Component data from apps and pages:
○ ○ ○ ○ ○ ○ ○

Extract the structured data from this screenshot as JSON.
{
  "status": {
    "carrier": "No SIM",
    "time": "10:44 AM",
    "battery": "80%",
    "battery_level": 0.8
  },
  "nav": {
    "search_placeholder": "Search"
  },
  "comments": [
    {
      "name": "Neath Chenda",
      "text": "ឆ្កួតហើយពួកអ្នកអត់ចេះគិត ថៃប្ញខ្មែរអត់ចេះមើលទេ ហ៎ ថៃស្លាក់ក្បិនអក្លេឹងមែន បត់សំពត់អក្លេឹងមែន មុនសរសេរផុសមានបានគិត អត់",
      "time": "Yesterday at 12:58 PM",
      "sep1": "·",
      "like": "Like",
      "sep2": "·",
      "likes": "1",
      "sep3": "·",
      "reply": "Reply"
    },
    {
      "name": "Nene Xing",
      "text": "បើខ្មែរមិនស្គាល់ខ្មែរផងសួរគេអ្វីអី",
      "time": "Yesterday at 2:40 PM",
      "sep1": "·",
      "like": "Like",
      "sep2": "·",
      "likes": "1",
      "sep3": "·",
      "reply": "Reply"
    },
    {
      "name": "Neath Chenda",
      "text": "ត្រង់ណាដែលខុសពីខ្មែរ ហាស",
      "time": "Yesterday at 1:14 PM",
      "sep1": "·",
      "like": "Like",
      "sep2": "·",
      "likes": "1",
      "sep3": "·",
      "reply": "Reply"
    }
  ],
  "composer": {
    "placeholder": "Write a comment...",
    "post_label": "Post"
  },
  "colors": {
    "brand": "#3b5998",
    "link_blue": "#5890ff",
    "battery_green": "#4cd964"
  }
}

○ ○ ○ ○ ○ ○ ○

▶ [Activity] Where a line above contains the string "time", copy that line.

▶ [Solution to this task]
    "time": "10:44 AM",
      "time": "Yesterday at 12:58 PM",
      "time": "Yesterday at 2:40 PM",
      "time": "Yesterday at 1:14 PM",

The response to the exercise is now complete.